— TASK INSTRUCTIONS —
The string "icon" may appear in lines of the listing. Report each line where it does.

_ _ _ _

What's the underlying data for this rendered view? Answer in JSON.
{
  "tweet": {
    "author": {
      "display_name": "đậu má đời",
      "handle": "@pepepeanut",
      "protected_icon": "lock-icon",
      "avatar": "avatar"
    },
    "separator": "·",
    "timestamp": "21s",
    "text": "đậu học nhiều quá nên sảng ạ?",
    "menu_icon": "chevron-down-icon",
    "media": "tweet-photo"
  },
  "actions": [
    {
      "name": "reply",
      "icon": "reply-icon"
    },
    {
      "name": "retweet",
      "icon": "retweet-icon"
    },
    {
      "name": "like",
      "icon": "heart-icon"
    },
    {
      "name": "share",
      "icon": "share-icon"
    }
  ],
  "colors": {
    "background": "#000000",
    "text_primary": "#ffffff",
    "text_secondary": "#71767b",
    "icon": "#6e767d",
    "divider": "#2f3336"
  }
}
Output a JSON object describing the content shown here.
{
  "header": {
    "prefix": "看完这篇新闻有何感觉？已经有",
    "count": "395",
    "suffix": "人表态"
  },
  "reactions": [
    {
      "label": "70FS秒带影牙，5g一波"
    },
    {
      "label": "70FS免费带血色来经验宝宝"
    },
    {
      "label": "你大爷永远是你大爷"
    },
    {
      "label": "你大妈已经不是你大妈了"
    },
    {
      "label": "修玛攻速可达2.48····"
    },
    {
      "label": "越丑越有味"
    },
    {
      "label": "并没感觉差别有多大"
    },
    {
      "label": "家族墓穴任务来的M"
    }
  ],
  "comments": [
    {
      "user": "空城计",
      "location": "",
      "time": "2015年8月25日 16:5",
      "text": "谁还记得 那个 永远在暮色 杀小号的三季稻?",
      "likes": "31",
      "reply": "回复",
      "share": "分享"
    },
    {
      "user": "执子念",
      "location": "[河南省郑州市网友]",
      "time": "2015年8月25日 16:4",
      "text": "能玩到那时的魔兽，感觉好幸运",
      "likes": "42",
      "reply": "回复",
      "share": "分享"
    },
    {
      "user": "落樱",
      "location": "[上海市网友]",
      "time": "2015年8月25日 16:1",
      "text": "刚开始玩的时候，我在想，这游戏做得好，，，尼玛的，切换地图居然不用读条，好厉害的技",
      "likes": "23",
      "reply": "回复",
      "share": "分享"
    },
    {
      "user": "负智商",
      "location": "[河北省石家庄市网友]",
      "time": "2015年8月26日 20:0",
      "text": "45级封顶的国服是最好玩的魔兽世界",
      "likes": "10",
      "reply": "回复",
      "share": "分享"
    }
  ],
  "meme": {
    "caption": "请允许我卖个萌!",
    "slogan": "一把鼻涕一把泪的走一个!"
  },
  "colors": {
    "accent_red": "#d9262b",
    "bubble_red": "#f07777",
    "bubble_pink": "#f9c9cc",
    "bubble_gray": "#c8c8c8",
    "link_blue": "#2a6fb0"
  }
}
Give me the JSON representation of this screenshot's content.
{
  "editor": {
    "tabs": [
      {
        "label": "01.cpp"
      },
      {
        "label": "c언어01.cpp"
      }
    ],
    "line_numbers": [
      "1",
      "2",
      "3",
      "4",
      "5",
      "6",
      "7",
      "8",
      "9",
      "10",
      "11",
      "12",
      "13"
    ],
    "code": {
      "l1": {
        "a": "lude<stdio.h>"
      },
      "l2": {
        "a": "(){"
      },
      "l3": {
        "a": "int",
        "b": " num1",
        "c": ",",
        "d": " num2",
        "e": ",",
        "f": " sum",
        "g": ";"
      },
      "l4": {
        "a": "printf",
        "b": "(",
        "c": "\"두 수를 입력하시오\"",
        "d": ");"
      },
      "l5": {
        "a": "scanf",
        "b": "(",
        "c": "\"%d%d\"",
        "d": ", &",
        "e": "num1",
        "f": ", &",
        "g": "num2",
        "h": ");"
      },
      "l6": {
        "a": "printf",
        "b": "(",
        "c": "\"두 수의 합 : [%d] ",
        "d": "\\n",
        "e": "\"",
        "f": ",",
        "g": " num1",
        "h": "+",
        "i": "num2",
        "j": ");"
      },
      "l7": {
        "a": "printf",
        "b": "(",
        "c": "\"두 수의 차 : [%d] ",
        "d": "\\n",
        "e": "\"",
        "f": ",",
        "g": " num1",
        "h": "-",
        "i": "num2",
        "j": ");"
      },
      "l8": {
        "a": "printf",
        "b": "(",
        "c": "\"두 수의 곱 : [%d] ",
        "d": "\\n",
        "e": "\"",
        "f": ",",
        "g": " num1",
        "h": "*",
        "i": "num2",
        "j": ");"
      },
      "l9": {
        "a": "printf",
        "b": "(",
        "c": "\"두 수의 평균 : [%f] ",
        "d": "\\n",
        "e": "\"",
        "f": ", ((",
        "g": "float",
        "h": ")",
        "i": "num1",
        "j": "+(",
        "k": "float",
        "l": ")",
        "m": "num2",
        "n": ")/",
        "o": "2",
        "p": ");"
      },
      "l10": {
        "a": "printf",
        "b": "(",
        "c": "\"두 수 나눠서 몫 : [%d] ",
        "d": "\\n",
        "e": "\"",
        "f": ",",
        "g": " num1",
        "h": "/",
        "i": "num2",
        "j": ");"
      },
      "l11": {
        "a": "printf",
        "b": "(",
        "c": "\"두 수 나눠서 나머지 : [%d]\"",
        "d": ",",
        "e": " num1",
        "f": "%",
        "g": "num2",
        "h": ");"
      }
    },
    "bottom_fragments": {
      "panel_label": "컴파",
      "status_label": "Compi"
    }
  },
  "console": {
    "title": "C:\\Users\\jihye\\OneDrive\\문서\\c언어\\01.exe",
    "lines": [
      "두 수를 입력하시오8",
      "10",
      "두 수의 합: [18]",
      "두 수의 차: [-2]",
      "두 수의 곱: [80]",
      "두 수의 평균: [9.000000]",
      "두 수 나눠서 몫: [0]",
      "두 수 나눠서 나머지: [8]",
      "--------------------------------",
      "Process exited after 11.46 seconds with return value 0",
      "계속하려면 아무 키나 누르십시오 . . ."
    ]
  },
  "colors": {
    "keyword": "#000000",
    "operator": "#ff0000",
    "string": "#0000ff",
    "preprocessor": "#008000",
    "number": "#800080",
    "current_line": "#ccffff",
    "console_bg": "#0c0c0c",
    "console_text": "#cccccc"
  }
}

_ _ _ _

— REPLY TO THE TASK —
      "protected_icon": "lock-icon",
    "menu_icon": "chevron-down-icon",
      "icon": "reply-icon"
      "icon": "retweet-icon"
      "icon": "heart-icon"
      "icon": "share-icon"
    "icon": "#6e767d",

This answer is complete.